I have been using 22 gauge silver to make the bales for my pendants.
The body of the pendant is 20 gauge. I had switched to 22 g for the
bale after having a devil of a time bending the 20 g and making the
silver even and symmetrical on both sides of the bale. Recently
someone looked at my pieces and told me I should be using 20 g
because it is thicker and with the size of my pieces and the chains
that I use (they are not really thick) and with everyday wear, the
chain will start to wear through the silver. So back I went to the
20 g making sure to anneal them to make it easier to work with before
I start bending them with my pliers and hands into the bale shape.
Again I had one heck of a time getting them to look straight. I am
ready to give up go back to the 22 g. It was so much easier to work
with and I had not problems what so ever. My thinking is this, I
have been wearing my pieces for about a year (I realize that that is
not a long time) and have not seen any wear and tear. Also, most of
my customers will not be wearing my large pieces daily and not even
weekly, only occasionally. Your thoughts! Elle

Hello Elle, Re: making bales to last until the end of time. I am ready
to give up go back to the 22 g. to make bales.

    It was so much easier to work with and I had not problems what
so ever.  
I would think that 22 gauge sheet, properly work-hardened after
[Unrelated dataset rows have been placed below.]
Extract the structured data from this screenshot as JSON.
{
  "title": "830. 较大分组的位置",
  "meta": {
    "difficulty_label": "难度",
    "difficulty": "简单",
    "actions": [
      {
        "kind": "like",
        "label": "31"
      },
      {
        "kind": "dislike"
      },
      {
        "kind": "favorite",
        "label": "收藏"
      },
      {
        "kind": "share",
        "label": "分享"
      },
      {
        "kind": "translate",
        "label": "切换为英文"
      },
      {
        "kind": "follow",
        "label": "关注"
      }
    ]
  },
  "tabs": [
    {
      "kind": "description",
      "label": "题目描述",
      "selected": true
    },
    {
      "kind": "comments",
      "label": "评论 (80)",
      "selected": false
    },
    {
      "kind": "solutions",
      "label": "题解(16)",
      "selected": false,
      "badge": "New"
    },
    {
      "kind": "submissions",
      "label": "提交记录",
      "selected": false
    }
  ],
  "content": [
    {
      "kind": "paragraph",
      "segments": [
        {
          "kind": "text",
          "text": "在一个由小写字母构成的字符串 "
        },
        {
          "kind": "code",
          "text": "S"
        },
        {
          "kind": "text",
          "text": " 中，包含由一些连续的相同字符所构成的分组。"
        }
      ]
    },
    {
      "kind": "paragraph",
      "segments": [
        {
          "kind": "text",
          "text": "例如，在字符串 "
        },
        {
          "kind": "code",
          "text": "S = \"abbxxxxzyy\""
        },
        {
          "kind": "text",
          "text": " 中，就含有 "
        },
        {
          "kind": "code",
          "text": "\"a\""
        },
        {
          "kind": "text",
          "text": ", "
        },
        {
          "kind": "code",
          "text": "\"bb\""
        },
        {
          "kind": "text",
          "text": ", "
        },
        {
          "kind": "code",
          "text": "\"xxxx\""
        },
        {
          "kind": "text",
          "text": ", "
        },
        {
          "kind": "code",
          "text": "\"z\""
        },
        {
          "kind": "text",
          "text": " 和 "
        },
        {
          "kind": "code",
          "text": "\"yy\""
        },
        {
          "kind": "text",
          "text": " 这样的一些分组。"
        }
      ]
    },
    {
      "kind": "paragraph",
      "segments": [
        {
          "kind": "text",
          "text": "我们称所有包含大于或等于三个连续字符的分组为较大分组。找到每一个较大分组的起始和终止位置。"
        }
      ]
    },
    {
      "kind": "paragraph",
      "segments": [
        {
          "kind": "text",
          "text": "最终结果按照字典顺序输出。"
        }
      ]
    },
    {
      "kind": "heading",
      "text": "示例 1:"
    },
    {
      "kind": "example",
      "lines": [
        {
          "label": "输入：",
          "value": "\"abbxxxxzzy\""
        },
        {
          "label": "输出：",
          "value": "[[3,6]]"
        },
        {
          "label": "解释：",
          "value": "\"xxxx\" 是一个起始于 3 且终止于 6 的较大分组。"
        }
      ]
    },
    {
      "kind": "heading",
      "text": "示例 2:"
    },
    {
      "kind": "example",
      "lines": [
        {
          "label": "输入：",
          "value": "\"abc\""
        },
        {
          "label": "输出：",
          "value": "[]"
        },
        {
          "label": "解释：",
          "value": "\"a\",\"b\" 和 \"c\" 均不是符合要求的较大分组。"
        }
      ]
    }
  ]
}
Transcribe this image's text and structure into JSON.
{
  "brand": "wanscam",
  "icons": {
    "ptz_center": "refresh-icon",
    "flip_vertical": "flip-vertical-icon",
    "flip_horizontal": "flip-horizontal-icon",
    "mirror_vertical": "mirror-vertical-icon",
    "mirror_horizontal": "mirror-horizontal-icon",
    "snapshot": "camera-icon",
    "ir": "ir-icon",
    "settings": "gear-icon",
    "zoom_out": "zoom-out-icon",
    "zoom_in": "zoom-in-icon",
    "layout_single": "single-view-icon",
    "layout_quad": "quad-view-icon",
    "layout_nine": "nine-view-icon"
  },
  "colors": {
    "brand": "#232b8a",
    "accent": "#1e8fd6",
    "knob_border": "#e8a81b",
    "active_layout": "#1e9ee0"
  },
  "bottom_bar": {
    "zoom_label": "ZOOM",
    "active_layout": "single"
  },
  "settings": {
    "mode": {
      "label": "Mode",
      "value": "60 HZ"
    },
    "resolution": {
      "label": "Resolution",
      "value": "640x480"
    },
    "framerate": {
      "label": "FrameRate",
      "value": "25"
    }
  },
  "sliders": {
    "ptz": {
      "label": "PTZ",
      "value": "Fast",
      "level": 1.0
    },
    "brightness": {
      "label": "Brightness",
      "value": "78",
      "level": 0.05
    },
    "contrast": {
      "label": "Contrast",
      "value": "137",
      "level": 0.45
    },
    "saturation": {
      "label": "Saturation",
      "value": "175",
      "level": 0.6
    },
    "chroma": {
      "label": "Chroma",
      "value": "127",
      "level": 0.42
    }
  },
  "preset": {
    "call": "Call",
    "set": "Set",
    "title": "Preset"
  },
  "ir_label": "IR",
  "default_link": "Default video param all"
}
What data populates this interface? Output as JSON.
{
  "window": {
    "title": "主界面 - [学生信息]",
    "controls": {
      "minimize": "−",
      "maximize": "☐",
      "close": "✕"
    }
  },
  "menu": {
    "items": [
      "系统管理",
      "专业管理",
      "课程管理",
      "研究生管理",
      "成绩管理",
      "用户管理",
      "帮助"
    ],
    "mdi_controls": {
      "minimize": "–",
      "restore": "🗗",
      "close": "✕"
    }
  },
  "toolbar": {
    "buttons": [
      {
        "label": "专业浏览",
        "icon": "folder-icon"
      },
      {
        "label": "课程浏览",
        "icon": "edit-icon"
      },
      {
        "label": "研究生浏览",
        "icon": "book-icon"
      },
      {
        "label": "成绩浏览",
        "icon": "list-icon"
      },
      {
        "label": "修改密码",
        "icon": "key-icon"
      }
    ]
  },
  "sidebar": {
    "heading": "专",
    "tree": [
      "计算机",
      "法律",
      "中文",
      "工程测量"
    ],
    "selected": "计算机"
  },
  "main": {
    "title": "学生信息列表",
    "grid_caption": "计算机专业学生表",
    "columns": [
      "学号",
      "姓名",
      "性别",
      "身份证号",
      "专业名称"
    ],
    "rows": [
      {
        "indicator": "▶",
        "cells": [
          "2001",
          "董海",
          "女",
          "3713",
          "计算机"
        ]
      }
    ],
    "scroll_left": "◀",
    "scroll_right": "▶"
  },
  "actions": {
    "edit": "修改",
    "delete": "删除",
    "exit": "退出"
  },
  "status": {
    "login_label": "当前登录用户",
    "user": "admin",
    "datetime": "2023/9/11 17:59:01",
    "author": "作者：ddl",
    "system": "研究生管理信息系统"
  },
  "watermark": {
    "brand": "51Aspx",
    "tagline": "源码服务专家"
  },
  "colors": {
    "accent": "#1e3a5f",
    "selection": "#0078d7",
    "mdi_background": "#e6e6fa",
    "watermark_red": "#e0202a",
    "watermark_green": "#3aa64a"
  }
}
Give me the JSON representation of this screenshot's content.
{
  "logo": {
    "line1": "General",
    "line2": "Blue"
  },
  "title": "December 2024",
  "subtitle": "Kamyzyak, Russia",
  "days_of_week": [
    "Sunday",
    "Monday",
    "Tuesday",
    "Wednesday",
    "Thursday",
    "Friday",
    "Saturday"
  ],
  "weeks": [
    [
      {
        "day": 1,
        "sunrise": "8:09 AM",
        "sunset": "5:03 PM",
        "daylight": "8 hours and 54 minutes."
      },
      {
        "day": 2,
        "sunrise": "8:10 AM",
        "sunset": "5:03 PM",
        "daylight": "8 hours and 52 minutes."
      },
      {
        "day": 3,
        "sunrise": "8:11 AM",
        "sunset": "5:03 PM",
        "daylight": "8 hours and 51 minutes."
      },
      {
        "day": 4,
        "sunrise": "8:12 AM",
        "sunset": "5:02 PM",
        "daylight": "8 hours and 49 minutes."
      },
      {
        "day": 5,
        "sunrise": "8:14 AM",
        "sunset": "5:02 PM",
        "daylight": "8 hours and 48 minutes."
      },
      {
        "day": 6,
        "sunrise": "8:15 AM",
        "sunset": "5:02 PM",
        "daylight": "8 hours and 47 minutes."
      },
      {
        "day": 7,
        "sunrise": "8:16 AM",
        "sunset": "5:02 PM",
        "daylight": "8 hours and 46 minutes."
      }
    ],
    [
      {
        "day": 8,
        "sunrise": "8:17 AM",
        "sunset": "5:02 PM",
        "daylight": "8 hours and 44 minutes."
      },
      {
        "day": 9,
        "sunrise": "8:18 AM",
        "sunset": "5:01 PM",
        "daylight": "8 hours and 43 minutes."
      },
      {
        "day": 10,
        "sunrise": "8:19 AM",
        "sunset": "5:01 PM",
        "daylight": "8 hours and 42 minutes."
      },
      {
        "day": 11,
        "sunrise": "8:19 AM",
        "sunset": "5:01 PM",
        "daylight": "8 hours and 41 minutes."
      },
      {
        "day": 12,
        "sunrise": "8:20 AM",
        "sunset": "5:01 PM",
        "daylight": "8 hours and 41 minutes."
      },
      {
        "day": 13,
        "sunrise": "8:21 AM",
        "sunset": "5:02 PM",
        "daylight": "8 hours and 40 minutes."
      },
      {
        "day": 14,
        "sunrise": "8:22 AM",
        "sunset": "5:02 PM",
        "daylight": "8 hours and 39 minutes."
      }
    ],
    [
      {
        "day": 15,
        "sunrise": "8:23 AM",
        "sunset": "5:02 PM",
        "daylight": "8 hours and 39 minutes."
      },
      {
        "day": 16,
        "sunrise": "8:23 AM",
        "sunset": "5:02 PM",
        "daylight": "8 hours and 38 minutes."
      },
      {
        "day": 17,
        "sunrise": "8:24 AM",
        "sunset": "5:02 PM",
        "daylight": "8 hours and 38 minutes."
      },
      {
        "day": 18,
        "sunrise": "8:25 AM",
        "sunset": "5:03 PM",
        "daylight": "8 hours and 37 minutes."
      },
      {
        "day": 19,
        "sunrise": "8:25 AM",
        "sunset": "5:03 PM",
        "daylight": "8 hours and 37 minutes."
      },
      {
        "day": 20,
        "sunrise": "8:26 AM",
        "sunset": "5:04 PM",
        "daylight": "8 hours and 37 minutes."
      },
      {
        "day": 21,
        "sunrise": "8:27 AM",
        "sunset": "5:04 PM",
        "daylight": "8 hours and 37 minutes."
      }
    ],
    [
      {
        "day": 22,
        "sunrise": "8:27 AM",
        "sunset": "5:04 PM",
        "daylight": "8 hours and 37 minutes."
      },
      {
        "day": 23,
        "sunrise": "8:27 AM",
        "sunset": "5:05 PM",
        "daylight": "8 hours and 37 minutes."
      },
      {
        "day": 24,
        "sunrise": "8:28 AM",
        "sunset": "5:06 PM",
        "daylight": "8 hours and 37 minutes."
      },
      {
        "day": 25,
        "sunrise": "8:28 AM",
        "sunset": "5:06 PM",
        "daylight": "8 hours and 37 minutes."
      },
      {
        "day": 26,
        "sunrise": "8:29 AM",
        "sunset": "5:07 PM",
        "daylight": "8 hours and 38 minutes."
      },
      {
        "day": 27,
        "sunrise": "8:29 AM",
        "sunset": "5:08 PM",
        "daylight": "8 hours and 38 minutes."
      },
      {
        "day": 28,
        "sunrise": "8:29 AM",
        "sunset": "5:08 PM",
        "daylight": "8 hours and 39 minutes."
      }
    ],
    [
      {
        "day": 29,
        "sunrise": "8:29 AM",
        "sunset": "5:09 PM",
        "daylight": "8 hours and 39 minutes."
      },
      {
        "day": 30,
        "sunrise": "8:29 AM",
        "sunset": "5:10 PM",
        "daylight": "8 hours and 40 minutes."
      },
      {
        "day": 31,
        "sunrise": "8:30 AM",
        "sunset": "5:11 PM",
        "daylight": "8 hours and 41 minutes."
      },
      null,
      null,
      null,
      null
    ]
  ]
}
soldering, should be plenty durable unless it’s suspended from a
rough edged chain, worn daily for years. Here’s a thought, have you
tried using half round wire (sizing stock)? (I have no idea what
your bales look like and the suggestion may be unusable.) I find
heavy gauge half-round wire (10 gauge or so) makes a very durable
bale. Another possibility would be to solder some smaller gauge
half- round wire onto the edges of the 22 gauge bale you make, as a
decorative element that also adds strength where the wear is

On the other hand - you’re the designer here. Take suggestions, but
don’t think they all have merit… for your work. Judy in Kansas
where we ate fresh corn on the cob last night; mm-mm

Hello Elle, In my opinion 22ga sterling is too thin for a bale.
When you construct something you need to balance the inherent strength
of the material-- tensile, hardness, maleability-- against the demands
required of it, considering as well the design, weight and amount of
usage a piece will receive.

Sterling is a relatively soft material and a bale is one of those
places that receives a lot of wear and abrasion-- the action of the
moving chain-- compounded by the weight of the piece which is
concentrated at this one point. Moreover, it is the sides of the
bale, especially a wide one, that are worn the most, the chain rubbing
here the greatest.

20ga is about .8mm thick, 18ga is 1 mm thick and 24ga is about .5.
22ga is somewhere around .6 or .7, and depending on the weight of the
pendant is just not thick enough.

Bending and forming a bale in 20ga or even 18ga sterling shouldn’t
pose too much of a problem. I usually cut my bale blank from sheet,
file it roughly to shape and then bend it over, soldering the joint
closed before soldering to the pendant. Any defects are removed by
inserting a small awl, punch or old tapered bur into the bale. It’s
much like rounding up a ring. While I realize that the bale opening
is not round–like a ring-- the top curve is easily worked over the
punch and the rest of the bale can be worked w/ pliers.

Good luck, Andy Cooperman

Dear Elle, I am unclear whether you are soldering or wirewrapping,
but either way it would be better in my view to use the same gauge as
the piece you are working for looks if nothing else. You can try my
method if it works for you. Here it is: Bring both wires up straight,
place the handle end (not hook end) of a crochet hook behind the
wires. Bend the wires over the handle. Then take the righthand wire
and bring it around front on the right side of the handle. Repeat on
the left, bringing the wire on the left side of the handle. From
there you can do what you please. When I am wrapping a pendant, I
continue wrapping the wire in opposite directions and tie off
behind bail. Hope this helps, Suzanne